Hindu Tamils celebrate Diwali, asking the god Ganesh to bless their future
During the "festival of lights", the faithful offer rituals and prayers to worship the gods. Since the temple in Sri Siththi Vinayagar (Trincomalee) is undergoing renovation, votive rituals are celebrated in a temporary hut.
Trincomalee (AsiaNews) – Hindus also celebrate Diwali In Sri Lanka. Better known as the "festival of lights", the event symbolises the victory of good over evil, of light over darkness, and is marked by moments of prayer and puja (ritual offerings to gods).
Among Hindu Tamils in Kovilagama, a small village in Chainabay (Trincomalee District), home to about 110 families, people bring gifts and light candles in front of the statue of Ganesh to ask the god to bless their future and give thanks for the achievements of the past year.
According to Hindu symbolism, anyone who worships Ganesh, the deity with the face of an elephant, will be rewarded with good luck before starting any activity.
For this reason, worshippers at the Sri Siththi Vinayagar Kovil (the Tamil term for Hindu temple in the Dravidian architectural style), bring garlands of flowers and fruits, and sprinkle the god’s head with milk to gain his favour.

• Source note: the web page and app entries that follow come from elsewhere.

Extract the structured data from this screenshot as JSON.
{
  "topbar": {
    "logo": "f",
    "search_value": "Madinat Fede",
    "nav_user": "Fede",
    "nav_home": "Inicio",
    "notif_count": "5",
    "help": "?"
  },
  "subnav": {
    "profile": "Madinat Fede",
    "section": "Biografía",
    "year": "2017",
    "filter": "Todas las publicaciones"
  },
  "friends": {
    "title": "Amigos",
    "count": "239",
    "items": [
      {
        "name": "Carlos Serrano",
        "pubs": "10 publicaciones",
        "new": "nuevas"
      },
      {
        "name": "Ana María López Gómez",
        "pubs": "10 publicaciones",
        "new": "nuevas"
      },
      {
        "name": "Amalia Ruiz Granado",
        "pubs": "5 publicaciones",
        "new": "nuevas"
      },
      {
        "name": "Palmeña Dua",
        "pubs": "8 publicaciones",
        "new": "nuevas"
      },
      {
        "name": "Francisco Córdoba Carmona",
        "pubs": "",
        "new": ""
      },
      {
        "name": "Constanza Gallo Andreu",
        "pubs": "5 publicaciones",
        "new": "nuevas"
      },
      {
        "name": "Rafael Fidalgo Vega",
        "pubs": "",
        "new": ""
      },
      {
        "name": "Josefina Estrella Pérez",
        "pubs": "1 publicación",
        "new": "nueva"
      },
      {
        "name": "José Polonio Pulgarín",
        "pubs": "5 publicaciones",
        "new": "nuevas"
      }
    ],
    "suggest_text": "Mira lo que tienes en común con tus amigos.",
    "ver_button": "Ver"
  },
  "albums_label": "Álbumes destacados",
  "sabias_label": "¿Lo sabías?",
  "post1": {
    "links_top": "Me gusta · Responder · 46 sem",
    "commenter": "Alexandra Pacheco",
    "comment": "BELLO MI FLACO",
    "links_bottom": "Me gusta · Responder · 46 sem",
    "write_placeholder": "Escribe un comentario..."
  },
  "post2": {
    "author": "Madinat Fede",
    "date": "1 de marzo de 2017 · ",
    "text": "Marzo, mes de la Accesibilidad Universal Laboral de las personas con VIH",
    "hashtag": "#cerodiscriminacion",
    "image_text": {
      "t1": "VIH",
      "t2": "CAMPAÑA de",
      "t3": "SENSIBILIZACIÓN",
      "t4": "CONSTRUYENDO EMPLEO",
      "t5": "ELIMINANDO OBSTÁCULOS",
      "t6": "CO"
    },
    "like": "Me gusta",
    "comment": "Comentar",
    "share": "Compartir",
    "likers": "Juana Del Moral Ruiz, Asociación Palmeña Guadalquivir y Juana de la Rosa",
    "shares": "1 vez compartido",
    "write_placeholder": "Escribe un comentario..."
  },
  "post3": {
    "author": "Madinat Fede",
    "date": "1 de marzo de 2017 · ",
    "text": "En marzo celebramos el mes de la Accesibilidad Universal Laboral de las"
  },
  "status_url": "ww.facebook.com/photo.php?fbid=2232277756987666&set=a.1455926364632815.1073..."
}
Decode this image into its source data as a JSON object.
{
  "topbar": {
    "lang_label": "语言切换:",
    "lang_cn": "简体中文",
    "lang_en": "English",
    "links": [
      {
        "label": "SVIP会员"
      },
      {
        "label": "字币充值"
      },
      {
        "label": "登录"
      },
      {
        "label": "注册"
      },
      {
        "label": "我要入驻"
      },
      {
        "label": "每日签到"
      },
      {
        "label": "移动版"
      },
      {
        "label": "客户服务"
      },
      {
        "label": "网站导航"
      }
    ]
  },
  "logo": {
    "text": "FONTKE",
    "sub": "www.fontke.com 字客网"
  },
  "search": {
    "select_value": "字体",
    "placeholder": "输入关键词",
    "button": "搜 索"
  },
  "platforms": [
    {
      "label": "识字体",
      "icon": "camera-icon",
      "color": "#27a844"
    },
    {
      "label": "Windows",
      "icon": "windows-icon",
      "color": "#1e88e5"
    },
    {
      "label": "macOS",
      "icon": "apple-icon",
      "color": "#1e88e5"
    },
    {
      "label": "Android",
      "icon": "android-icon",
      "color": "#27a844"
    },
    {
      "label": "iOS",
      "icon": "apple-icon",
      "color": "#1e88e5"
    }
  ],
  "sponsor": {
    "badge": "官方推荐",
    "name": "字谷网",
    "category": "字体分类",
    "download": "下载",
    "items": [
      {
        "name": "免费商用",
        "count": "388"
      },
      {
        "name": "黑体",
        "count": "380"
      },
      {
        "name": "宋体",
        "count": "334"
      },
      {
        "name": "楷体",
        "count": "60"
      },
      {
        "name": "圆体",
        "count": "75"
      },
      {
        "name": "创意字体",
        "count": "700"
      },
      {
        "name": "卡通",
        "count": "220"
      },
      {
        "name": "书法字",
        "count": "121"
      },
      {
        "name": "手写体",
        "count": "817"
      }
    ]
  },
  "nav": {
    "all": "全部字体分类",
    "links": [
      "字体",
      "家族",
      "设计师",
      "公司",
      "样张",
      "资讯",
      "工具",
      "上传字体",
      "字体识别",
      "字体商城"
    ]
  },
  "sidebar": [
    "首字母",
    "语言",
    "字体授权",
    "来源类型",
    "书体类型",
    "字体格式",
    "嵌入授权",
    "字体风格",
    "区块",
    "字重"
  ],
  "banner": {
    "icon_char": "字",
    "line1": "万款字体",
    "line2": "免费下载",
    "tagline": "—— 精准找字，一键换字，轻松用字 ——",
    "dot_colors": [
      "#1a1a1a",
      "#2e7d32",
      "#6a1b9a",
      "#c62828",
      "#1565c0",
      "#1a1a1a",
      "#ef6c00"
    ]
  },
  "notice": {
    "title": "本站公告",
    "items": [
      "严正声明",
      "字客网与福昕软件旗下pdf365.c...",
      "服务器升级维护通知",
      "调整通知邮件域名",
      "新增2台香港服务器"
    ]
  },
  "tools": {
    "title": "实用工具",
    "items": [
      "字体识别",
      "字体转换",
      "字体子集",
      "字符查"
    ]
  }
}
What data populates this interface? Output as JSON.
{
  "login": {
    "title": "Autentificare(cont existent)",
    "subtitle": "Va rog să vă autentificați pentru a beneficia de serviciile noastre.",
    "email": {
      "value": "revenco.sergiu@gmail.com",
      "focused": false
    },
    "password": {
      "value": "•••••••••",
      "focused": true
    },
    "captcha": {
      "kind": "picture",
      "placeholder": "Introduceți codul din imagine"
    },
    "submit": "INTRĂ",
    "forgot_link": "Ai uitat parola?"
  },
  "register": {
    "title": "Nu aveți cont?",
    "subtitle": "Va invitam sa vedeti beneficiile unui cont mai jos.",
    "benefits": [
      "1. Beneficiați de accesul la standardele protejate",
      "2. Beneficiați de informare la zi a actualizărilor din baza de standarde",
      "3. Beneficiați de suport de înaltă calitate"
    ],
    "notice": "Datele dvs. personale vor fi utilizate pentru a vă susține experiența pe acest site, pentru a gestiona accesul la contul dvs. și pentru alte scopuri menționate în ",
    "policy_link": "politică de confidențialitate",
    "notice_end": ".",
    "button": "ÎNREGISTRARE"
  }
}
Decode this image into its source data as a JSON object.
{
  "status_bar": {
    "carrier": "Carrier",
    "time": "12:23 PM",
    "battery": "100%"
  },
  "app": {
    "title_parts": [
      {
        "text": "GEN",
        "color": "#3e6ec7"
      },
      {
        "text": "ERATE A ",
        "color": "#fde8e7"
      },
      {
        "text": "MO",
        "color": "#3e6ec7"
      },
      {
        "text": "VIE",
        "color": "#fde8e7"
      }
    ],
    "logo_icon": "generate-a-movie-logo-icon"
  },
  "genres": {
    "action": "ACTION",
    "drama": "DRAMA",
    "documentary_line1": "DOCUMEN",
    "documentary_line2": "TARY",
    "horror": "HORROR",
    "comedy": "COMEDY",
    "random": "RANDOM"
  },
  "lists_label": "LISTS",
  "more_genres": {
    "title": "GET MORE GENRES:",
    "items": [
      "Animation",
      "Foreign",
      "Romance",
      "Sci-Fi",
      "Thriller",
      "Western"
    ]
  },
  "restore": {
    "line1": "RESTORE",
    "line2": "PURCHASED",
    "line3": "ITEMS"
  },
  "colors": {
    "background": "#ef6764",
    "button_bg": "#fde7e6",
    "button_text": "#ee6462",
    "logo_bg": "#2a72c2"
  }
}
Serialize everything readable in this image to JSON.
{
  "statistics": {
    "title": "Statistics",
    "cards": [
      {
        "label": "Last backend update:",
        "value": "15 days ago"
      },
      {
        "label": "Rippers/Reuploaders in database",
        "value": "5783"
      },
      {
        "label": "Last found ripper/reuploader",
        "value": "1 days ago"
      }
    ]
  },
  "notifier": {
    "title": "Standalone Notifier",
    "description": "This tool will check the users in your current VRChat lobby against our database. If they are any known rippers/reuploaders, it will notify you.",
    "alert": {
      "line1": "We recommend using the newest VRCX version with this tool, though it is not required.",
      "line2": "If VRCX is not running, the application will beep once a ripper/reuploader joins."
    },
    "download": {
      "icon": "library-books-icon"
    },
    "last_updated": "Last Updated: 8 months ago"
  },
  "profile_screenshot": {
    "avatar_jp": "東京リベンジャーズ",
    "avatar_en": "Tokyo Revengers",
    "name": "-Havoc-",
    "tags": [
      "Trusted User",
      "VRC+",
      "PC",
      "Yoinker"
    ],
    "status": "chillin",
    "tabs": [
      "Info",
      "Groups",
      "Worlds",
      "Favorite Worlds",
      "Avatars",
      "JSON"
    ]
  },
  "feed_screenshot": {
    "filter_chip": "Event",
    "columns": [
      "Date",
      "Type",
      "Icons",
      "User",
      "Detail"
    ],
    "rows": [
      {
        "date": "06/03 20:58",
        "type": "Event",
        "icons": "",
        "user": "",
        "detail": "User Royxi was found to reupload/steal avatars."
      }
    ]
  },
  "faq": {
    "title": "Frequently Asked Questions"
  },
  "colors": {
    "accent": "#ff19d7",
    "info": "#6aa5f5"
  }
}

One of them is Singarasa Dinesh, a teacher at a Tamil Hindu religious school who expressed his gratitude at the temple "because last year I came to the festival of Diwali and asked the god Ganesh to help me pass my university exams. This is what happened in my Management course. Thus, I want to thank him and entreat him to bestow further blessings on the people of Sri Lanka so that Sinhalese, Tamil and Muslims can live without barriers."
This year Diwali celebrations were held in temporary hut near the temple. The latter, built more than 75 years ago, is currently undergoing renovation.
To this effect, S Ruban and N Govinathan, respectively president and secretary of the Kovil Committee, said that they were praying "because we need to finish the work and reopen the temple soon, but we lack the economic means. We entrust to the god Ganesh our intention."
Local school children have also flocked to the makeshift temple to "pray for our parents and our education."